Exercise instructions: Among these records, tally each line with the word "redirect"; the answer is that number alone.

Records provided:
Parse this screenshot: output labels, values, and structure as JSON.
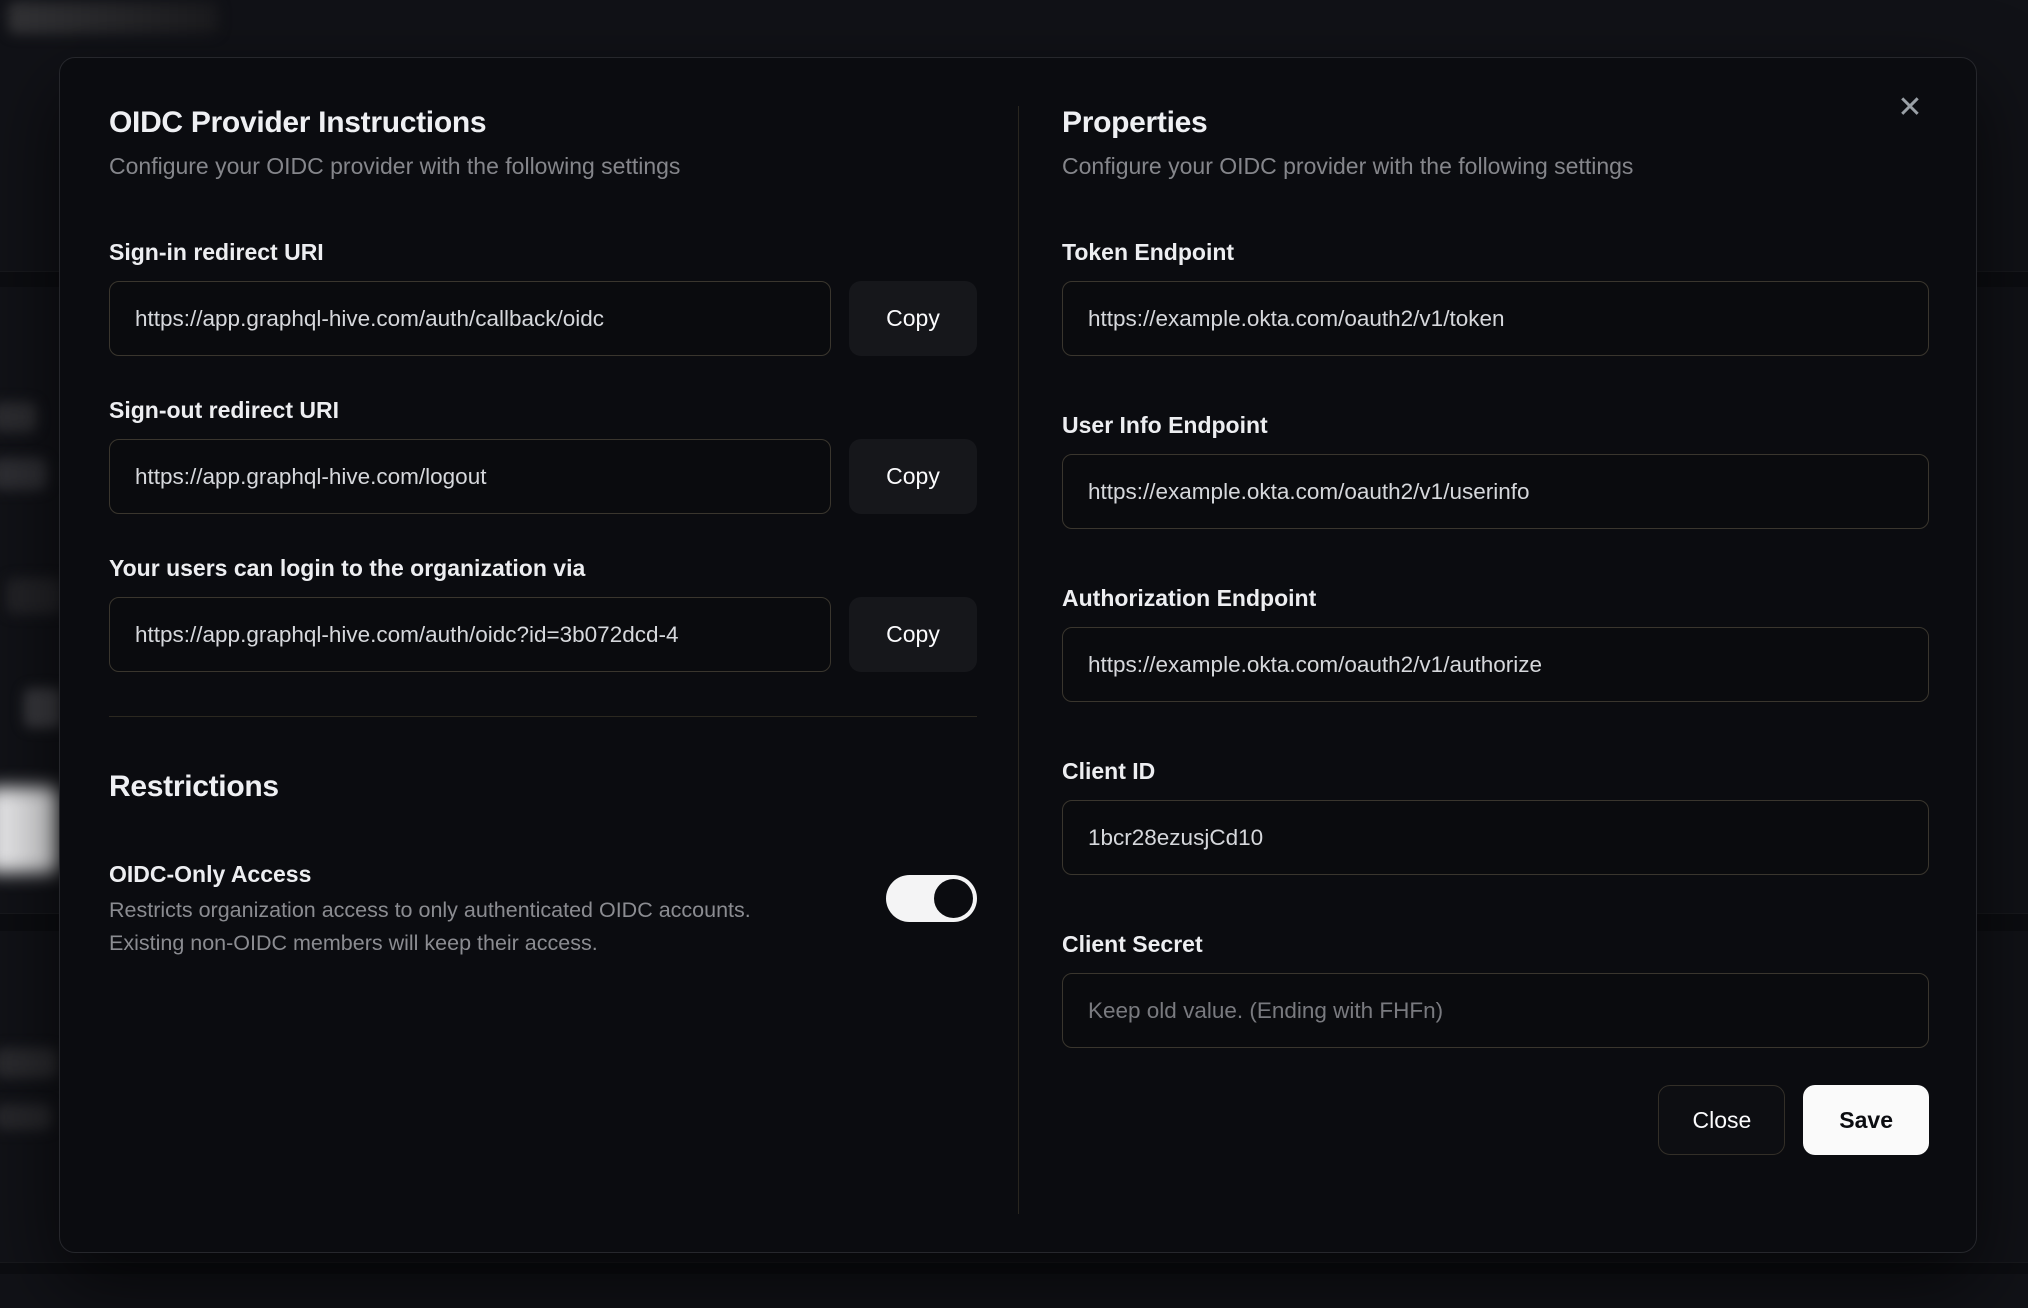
{
  "modal": {
    "close_icon": "✕",
    "left": {
      "title": "OIDC Provider Instructions",
      "subtitle": "Configure your OIDC provider with the following settings",
      "fields": [
        {
          "label": "Sign-in redirect URI",
          "value": "https://app.graphql-hive.com/auth/callback/oidc",
          "button": "Copy"
        },
        {
          "label": "Sign-out redirect URI",
          "value": "https://app.graphql-hive.com/logout",
          "button": "Copy"
        },
        {
          "label": "Your users can login to the organization via",
          "value": "https://app.graphql-hive.com/auth/oidc?id=3b072dcd-4",
          "button": "Copy"
        }
      ],
      "restrictions": {
        "title": "Restrictions",
        "toggle_label": "OIDC-Only Access",
        "description_line1": "Restricts organization access to only authenticated OIDC accounts.",
        "description_line2": "Existing non-OIDC members will keep their access.",
        "toggle_on": true
      }
    },
    "right": {
      "title": "Properties",
      "subtitle": "Configure your OIDC provider with the following settings",
      "fields": [
        {
          "label": "Token Endpoint",
          "value": "https://example.okta.com/oauth2/v1/token"
        },
        {
          "label": "User Info Endpoint",
          "value": "https://example.okta.com/oauth2/v1/userinfo"
        },
        {
          "label": "Authorization Endpoint",
          "value": "https://example.okta.com/oauth2/v1/authorize"
        },
        {
          "label": "Client ID",
          "value": "1bcr28ezusjCd10"
        },
        {
          "label": "Client Secret",
          "value": "",
          "placeholder": "Keep old value. (Ending with FHFn)"
        }
      ],
      "footer": {
        "close": "Close",
        "save": "Save"
      }
    }
  },
  "colors": {
    "modal_bg": "#0b0c10",
    "input_border": "#3a362e",
    "toggle_on": "#f4f4f5",
    "save_bg": "#fafafa",
    "heading_text": "#eff0f3",
    "muted_text": "#85868b"
  }
}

Reply: 2